Agencies | Governor
Search Virginia.Gov
Protecting You and Your Environment Virginia Department of Health
Home | VDH Programs | Find It! A-Z Index | Newsroom | Administration | Jobs | Data
Facebook LinkedIn Twitter YouTube


June 22, 2012

For More Information Contact

Virginia Department of Health Urges Immunizations for Travelers to 2012 Olympics
(Richmond, Va.) In just a few weeks, the world will watch as athletes from around the globe compete at the Olympic and Paralympic Games. If you are one of the millions of people who will travel to the United Kingdom (UK) to watch the Games firsthand, the Virginia Department of Health urges you to be current on your vaccinations before you go.

“Making sure that you are up-to-date on all routine vaccinations—especially measles—not only protects you and your family,” said State Health Commissioner Karen Remley, MD, MBA, FAAP, “it also protects your neighbors and your community when you return home.”

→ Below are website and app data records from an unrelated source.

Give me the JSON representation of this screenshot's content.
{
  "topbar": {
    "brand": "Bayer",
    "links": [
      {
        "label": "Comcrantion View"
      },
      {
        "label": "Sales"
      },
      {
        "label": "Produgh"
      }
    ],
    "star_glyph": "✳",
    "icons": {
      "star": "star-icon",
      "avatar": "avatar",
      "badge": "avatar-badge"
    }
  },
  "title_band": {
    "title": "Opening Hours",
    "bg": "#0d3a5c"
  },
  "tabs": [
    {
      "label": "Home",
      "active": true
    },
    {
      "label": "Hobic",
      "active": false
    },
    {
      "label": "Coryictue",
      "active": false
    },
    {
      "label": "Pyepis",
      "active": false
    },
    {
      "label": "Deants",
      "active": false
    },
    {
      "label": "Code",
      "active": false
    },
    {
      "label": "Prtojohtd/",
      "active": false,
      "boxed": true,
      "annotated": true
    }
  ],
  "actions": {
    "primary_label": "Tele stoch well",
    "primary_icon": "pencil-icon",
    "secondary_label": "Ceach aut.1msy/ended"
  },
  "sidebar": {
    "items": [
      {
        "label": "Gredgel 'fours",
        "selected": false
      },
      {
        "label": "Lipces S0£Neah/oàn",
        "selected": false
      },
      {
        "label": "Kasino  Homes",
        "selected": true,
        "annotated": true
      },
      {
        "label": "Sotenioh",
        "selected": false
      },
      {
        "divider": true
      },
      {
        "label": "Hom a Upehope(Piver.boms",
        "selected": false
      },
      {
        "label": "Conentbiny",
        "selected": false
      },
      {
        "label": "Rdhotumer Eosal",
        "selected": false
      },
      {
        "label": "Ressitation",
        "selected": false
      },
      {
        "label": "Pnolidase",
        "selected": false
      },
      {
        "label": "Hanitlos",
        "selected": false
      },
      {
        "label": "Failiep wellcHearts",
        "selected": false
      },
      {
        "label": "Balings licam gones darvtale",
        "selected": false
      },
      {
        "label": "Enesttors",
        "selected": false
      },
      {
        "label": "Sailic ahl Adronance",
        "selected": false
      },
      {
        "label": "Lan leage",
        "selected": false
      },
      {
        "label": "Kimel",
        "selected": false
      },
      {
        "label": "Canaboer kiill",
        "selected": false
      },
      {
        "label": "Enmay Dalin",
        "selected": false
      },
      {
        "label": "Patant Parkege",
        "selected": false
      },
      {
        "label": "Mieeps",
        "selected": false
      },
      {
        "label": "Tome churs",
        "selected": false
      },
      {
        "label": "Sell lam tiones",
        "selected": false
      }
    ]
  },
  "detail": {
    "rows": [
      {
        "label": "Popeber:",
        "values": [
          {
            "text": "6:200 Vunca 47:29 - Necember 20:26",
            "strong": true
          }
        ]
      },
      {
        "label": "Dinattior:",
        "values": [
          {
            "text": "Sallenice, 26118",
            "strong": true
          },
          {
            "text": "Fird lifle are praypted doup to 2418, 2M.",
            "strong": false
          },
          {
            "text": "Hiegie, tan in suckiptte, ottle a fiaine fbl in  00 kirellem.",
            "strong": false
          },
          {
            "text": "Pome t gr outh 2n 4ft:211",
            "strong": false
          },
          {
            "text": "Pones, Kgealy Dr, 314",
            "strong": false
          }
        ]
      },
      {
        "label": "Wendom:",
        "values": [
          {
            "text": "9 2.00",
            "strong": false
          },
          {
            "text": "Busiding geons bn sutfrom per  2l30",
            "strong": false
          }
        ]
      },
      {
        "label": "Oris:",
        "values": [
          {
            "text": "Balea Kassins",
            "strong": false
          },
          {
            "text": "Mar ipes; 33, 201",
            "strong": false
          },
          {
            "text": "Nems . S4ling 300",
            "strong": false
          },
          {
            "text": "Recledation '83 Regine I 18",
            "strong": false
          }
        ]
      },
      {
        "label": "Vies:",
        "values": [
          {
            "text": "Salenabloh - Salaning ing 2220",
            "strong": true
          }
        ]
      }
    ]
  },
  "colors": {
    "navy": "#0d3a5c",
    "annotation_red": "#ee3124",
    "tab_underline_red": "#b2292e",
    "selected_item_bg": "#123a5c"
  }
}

In 2011, 222 people in the United States were reported to have measles; seven cases were reported in Virginia. Both U.S. residents and visitors from other countries contracted measles while abroad and unknowingly brought it to the United States. In many instances, the disease then spread to individuals resulting in 17 measles outbreaks in various U.S. communities, including Virginia.

Measles is still quite common in some popular tourist destinations, including parts of Europe, Asia, the Pacific, and Africa. There is currently a large measles outbreak in Europe. There were 1,083 measles cases reported from the UK in 2011. This year, 1,279 suspected measles cases have been reported inthe UK as of April 29. The Centers for Disease Control and Prevention (CDC) urges all travelers going to the 2012 Olympic and Paralympic Games be immunized against measles.

The best protection against measles is the MMR (measles, mumps, and rubella) vaccine; so before departing, travelers should be sure they are fully vaccinated. Ideally, vaccination should take place at least two weeks prior to departure. If this time frame is not feasible, vaccination still should take place before leaving the United States. Most health insurance plans cover the cost of vaccines. If you don't have insurance or if your insurance does not cover vaccines for your child, free vaccine may be available at local health departments or, for persons age 18 and younger, through the Virginia Vaccines for Children Program.

“In light of the ongoing measles outbreak in Europe, if you plan to go to the London Olympics, it is especially important to be up to date with your MMR vaccine before departure,” said Dr.Remley.

The CDC recommends that adolescents and adults who have not had measles or who have not been vaccinated should get two doses separated by at least 28 days. Children 12 months of age or older also should have two doses separated by at least 28 days. While the first dose of measles vaccine is traditionally administered at age 12 months, it is recommended that infants 6to 11 months who will be travelling out of the United States receive at least 1 dose of MMR. (See CDC Measles Outbreak Travel Notice listed below for additional details regarding the routine MMR vaccine series.)

To learn more visit:

Last Updated: 11-08-2012

Printable Version

E-mail This Page